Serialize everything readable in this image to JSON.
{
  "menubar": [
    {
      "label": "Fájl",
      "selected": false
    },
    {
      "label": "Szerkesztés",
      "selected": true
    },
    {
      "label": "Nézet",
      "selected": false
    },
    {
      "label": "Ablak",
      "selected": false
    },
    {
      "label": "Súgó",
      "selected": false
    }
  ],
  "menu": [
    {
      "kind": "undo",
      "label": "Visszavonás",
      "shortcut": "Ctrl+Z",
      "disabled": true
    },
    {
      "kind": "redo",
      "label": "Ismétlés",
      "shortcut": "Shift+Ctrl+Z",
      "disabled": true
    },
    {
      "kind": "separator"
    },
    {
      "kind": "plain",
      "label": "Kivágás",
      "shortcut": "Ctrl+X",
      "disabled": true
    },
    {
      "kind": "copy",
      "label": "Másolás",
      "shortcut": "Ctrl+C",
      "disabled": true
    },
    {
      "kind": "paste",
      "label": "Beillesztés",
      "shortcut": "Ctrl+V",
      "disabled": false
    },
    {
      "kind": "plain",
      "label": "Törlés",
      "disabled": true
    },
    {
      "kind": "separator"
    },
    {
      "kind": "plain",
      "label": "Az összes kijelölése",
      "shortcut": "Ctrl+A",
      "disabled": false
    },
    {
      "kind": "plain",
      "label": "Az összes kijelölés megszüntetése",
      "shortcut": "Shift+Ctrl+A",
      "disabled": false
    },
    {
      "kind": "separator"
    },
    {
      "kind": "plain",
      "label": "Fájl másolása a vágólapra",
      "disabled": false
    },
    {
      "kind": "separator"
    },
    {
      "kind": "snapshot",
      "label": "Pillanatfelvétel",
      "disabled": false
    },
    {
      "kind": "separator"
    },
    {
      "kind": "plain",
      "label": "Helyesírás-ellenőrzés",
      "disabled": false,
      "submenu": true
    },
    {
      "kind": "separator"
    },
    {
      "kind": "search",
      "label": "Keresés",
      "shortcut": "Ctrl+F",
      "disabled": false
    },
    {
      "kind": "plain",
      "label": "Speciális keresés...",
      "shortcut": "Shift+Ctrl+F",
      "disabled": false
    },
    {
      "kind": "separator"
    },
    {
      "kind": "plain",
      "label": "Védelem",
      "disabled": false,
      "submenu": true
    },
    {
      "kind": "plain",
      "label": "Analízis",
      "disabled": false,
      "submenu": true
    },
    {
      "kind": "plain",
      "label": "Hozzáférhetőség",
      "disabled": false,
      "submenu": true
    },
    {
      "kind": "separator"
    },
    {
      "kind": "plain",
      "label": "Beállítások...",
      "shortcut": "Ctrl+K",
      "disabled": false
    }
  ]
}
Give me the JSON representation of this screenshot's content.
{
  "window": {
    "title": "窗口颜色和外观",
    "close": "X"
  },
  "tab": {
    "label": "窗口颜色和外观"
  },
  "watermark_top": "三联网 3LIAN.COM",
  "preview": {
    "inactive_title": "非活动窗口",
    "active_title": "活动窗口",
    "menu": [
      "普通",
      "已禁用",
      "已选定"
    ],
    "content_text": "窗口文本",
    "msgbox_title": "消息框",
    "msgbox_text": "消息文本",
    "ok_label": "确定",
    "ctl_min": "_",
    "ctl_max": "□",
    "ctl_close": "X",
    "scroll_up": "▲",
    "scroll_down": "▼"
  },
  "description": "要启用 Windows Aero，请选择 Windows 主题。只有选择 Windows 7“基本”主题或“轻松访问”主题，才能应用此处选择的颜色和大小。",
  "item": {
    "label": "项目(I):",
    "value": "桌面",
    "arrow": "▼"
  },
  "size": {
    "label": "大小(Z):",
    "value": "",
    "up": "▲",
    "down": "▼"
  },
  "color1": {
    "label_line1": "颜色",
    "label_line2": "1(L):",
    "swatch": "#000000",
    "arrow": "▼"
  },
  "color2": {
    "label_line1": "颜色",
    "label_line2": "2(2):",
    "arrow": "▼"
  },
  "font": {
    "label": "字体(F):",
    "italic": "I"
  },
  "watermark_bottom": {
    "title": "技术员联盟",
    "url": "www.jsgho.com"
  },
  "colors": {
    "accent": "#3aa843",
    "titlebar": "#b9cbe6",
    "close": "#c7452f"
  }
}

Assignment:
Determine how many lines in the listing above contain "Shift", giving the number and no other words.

Exercise output:
3